b.    Adopt a CASA approved inspection program to allow operation beyond the retirement limit of requirement 2.a.  Refer to Note 2 and Note 5 for guidance on developing an inspection program.


Wing Main Spar
Lower Cap (hours)
Pressure Cabin (pressurised flights)







PA-31P-350 with 3368kg MTOW (STC 72-6)



PA-31T1 with optional tip tanks



PA-31T3 with optional tip tanks

*  Aircraft which have been modified in accordance with Gippsland Aeronautics Pty Ltd. Engineering Release PA31-0001 (Model PA-31, -300, -325) or PA31-0002 (Model PA31-350), and which are subject to the related ongoing inspection program of ER PA31-0003, are exempt from the wing fatigue life limitation.  The airframe life limitation of Requirement para 2 still applies.
Note 1:  The wing main spar lower cap comprises the complete spar cap assembly including the “T” section element, the nesting angles, and the reinforcing strips.  It is recommended, but not essential, that the centre section splice plate be retired with the spar cap.
Note 2:  The available fatigue data covers wing main spars and pressure cabins only.  The durability of other parts of the airframe has not been evaluated, and is therefore unknown.
Based on experience, the Authority is prepared to credit unevaluated structure with a retirement life equal to double the life for the wing spar (Requirement para 2).  An extension beyond this may be available, but any application must be supported by a fatigue substantiation covering all the remaining primary structure.  This should include empennage, wing centre section, wing rear spar, control surfaces, unpressurised fuselages, etc.  The substantiation may take the form of a sufficiently rigorous inspection program to ensure that any fatigue cracking which could occur in service will be detected before the aircraft is endangered.
Revised airframe lives approved against earlier issues of this Directive still apply.
Note 3.  The model designations in the Retirement Schedule are as listed in FAA Type Certificate Data Sheets A2050 and A8EA.  The variation between the popular and the official designation for some models has caused confusion in the past; AAC Articles 133-5 (August 1982) and 135-5 (October 1982) refer.  All PA-31 series aircraft have life-limited wings.  If your model is not listed in the Retirement Schedule, or if you are uncertain of the official model designation for your aircraft, please contact your CASA District Office.

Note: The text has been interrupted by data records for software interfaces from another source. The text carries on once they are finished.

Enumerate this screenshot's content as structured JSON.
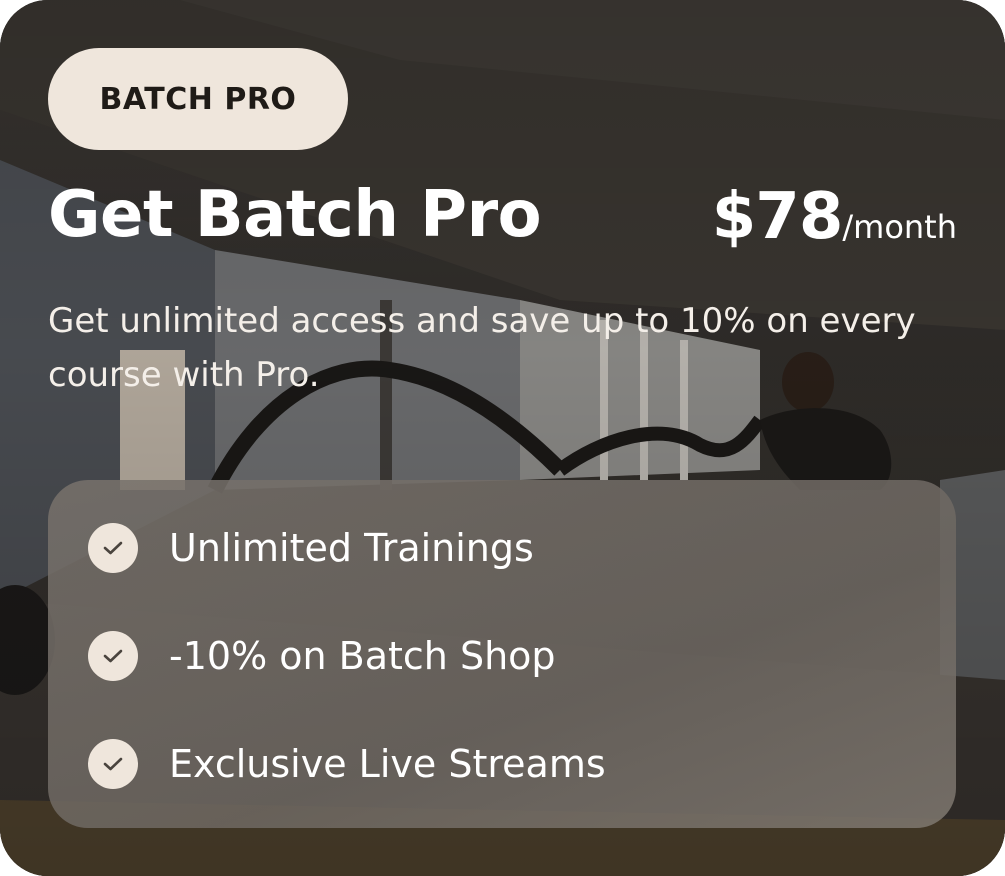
{
  "badge": {
    "label": "BATCH PRO"
  },
  "plan": {
    "title": "Get Batch Pro",
    "price": "$78",
    "period": "/month",
    "description": "Get unlimited access and save up to 10% on every course with Pro."
  },
  "features": [
    {
      "label": "Unlimited Trainings"
    },
    {
      "label": "-10% on Batch Shop"
    },
    {
      "label": "Exclusive Live Streams"
    }
  ],
  "colors": {
    "badge_bg": "#efe6dc",
    "text": "#ffffff",
    "check_icon": "#4a443e"
  }
}
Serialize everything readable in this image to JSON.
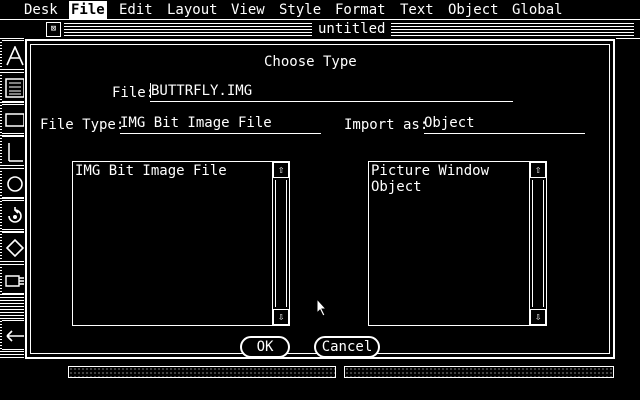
{
  "menu": {
    "items": [
      {
        "label": "Desk"
      },
      {
        "label": "File"
      },
      {
        "label": "Edit"
      },
      {
        "label": "Layout"
      },
      {
        "label": "View"
      },
      {
        "label": "Style"
      },
      {
        "label": "Format"
      },
      {
        "label": "Text"
      },
      {
        "label": "Object"
      },
      {
        "label": "Global"
      }
    ],
    "selected": "File"
  },
  "window": {
    "title": "untitled",
    "close_glyph": "⊠"
  },
  "tools": [
    {
      "icon": "text-tool-icon"
    },
    {
      "icon": "picture-frame-tool-icon"
    },
    {
      "icon": "rectangle-tool-icon"
    },
    {
      "icon": "line-tool-icon"
    },
    {
      "icon": "ellipse-tool-icon"
    },
    {
      "icon": "rotate-tool-icon"
    },
    {
      "icon": "polygon-tool-icon"
    },
    {
      "icon": "hand-tool-icon"
    },
    {
      "icon": "arrow-left-icon"
    }
  ],
  "dialog": {
    "title": "Choose Type",
    "file_label": "File:",
    "file_value": "BUTTRFLY.IMG",
    "file_type_label": "File Type:",
    "file_type_value": "IMG Bit Image File",
    "import_label": "Import as:",
    "import_value": "Object",
    "left_list": [
      "IMG Bit Image File"
    ],
    "right_list": [
      "Picture Window",
      "Object"
    ],
    "scroll_up_glyph": "⇧",
    "scroll_down_glyph": "⇩",
    "ok_label": "OK",
    "cancel_label": "Cancel"
  }
}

Note 4.  The requirement for tracking weights and average flight times has been removed as a result of a sensitivity analysis that was conducted.  To operate beyond the retirement life refer to requirements 1.b. & 2.b.
Note 5.  In developing an inspection program consideration must be given to the principles of damage tolerance.  A Damage Tolerant analysis of critical parts is required such that inspections include probable locations of damage due to fatigue, corrosion or accidental damage per FAR 23.573(b).  For guidance on this aspect, refer to FAA Advisory Circular 23-13A “Fatigue, Fail-Safe, and Damage Tolerance Evaluation of Metallic Structure for Normal, Utility, Acrobatic, and Commuter Category Airplanes”.

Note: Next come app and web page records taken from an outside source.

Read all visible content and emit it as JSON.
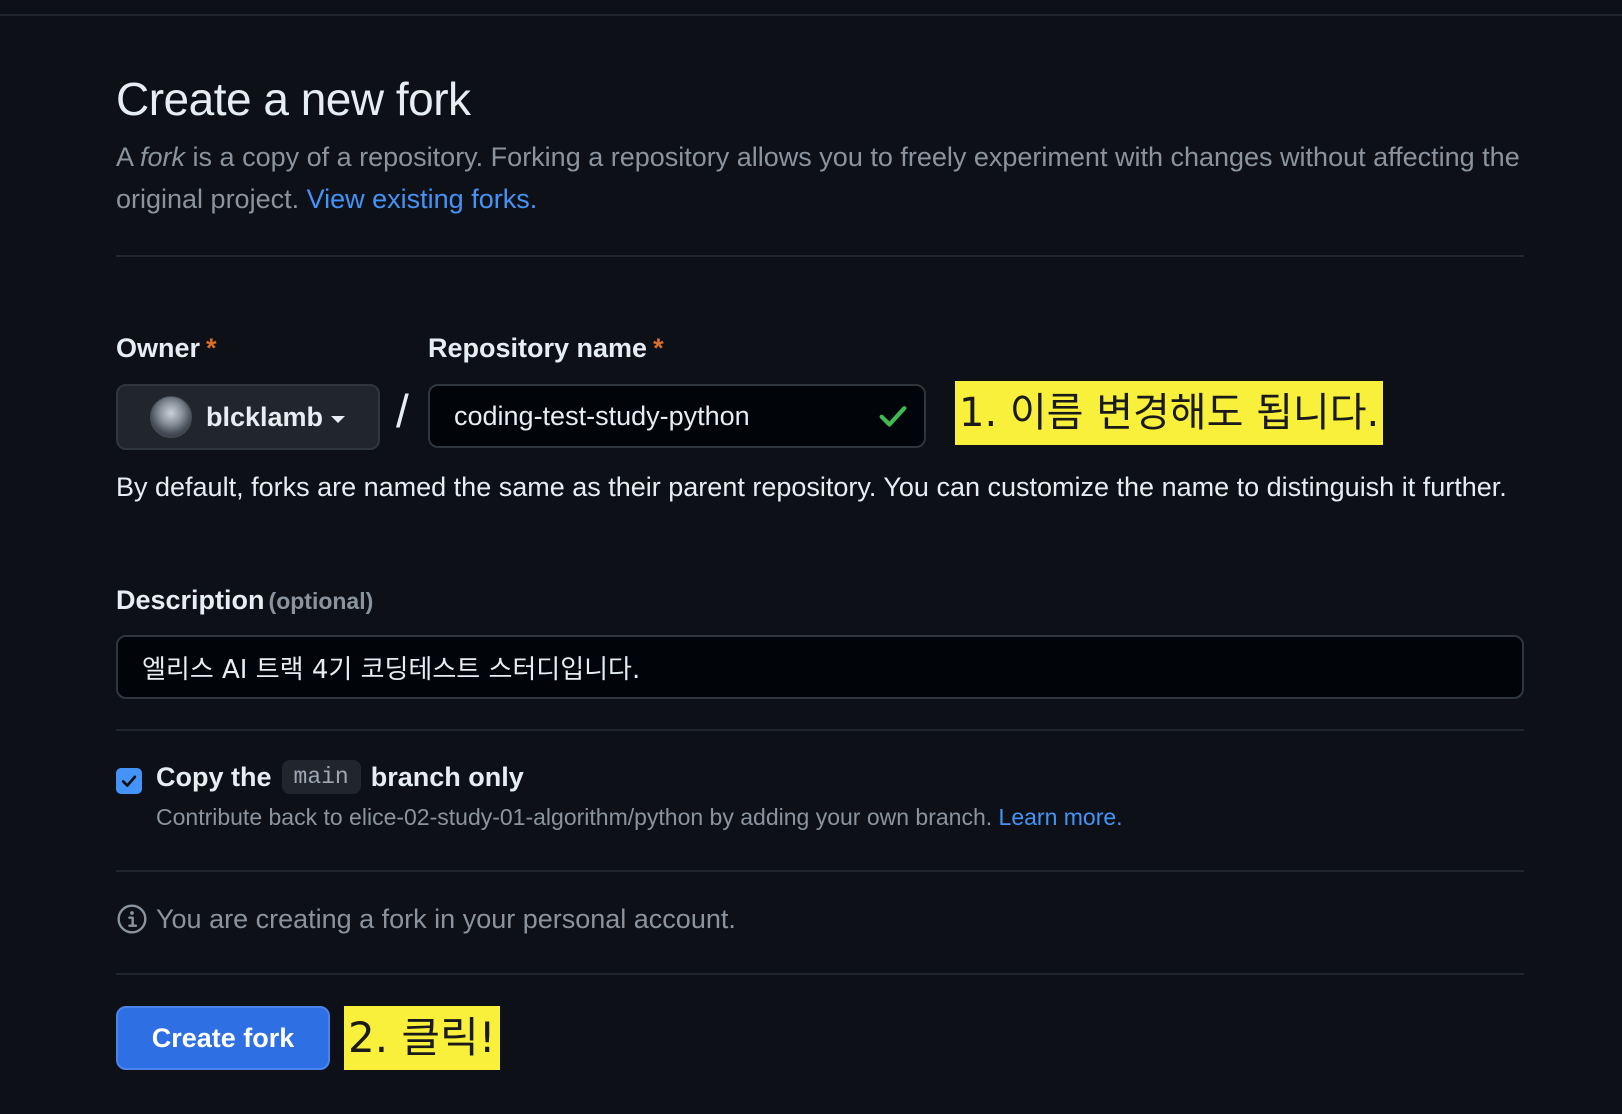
{
  "page": {
    "title": "Create a new fork",
    "intro_before": "A ",
    "intro_fork_word": "fork",
    "intro_after": " is a copy of a repository. Forking a repository allows you to freely experiment with changes without affecting the original project. ",
    "view_forks_link": "View existing forks."
  },
  "owner": {
    "label": "Owner",
    "required_mark": "*",
    "value": "blcklamb",
    "avatar_icon": "user-avatar"
  },
  "separator": "/",
  "repository": {
    "label": "Repository name",
    "required_mark": "*",
    "value": "coding-test-study-python",
    "status_icon": "check-icon",
    "status_color": "#3fb950"
  },
  "annotations": {
    "step1": "1. 이름 변경해도 됩니다.",
    "step2": "2. 클릭!",
    "highlight_color": "#f8f03a"
  },
  "hint": "By default, forks are named the same as their parent repository. You can customize the name to distinguish it further.",
  "description": {
    "label": "Description",
    "optional_label": "(optional)",
    "value": "엘리스 AI 트랙 4기 코딩테스트 스터디입니다."
  },
  "branch_option": {
    "checked": true,
    "label_before": "Copy the",
    "branch_name": "main",
    "label_after": "branch only",
    "sub_text": "Contribute back to elice-02-study-01-algorithm/python by adding your own branch. ",
    "learn_more_link": "Learn more."
  },
  "info": {
    "icon": "info-icon",
    "text": "You are creating a fork in your personal account."
  },
  "actions": {
    "create_fork_label": "Create fork",
    "accent_color": "#2f6fe4"
  }
}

This Amendment becomes effective on 2 February 2012.

The retirement lives promulgated in this Directive are based on fatigue tests and analyses conducted by the manufacturer.  According to these evaluations, the risk of airframe cracking increases to an unacceptable level beyond the specified life limitations.
Amendment 11 provides alleviation to the retirement requirement of paragraphs 1.a. and 2.a. by allowing a CASA Approved Damage Tolerance inspection program as an alternative.
Amendment 10 became effective on 25 February 1999 and removed the requirement to record average weight and flight times.  This was a result of a sensitivity analysis carried out by CASA on the relative effects of different sortie profiles and their relative effect on true fatigue life.
Amendment 9 of this Airworthiness Directive became effective on
27 December 1990.
Amendment 8 of this Airworthiness Directive became effective on 7 September 1975.
The original issue of this Airworthiness Directive became effective on
31 March 1975.

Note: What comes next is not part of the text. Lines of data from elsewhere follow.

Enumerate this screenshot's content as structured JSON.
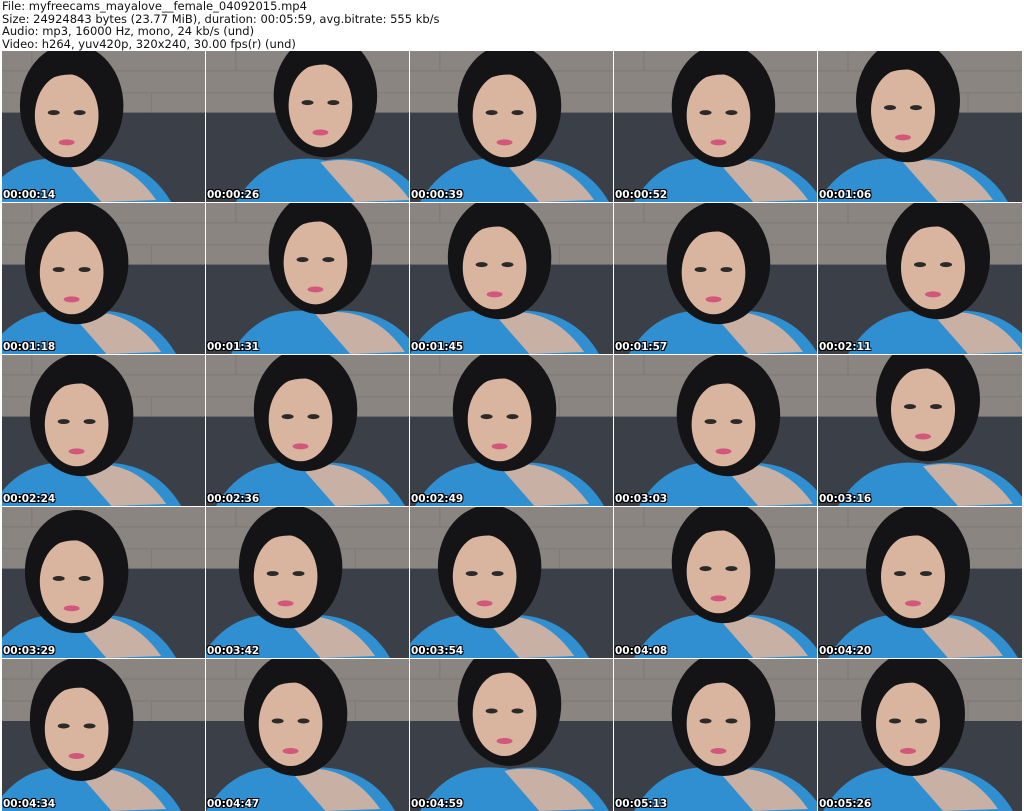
{
  "header": {
    "file_line": "File: myfreecams_mayalove__female_04092015.mp4",
    "size_line": "Size: 24924843 bytes (23.77 MiB), duration: 00:05:59, avg.bitrate: 555 kb/s",
    "audio_line": "Audio: mp3, 16000 Hz, mono, 24 kb/s (und)",
    "video_line": "Video: h264, yuv420p, 320x240, 30.00 fps(r) (und)"
  },
  "frames": [
    {
      "timestamp": "00:00:14"
    },
    {
      "timestamp": "00:00:26"
    },
    {
      "timestamp": "00:00:39"
    },
    {
      "timestamp": "00:00:52"
    },
    {
      "timestamp": "00:01:06"
    },
    {
      "timestamp": "00:01:18"
    },
    {
      "timestamp": "00:01:31"
    },
    {
      "timestamp": "00:01:45"
    },
    {
      "timestamp": "00:01:57"
    },
    {
      "timestamp": "00:02:11"
    },
    {
      "timestamp": "00:02:24"
    },
    {
      "timestamp": "00:02:36"
    },
    {
      "timestamp": "00:02:49"
    },
    {
      "timestamp": "00:03:03"
    },
    {
      "timestamp": "00:03:16"
    },
    {
      "timestamp": "00:03:29"
    },
    {
      "timestamp": "00:03:42"
    },
    {
      "timestamp": "00:03:54"
    },
    {
      "timestamp": "00:04:08"
    },
    {
      "timestamp": "00:04:20"
    },
    {
      "timestamp": "00:04:34"
    },
    {
      "timestamp": "00:04:47"
    },
    {
      "timestamp": "00:04:59"
    },
    {
      "timestamp": "00:05:13"
    },
    {
      "timestamp": "00:05:26"
    }
  ],
  "colors": {
    "background": "#ffffff",
    "wall": "#8a8580",
    "couch": "#3b3f47",
    "shirt": "#2f8fd0",
    "hair": "#141416",
    "skin": "#d9b49e",
    "timestamp_text": "#ffffff"
  }
}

Mike Higgins
Delegate of the Civil Aviation Safety Authority
2 February 2012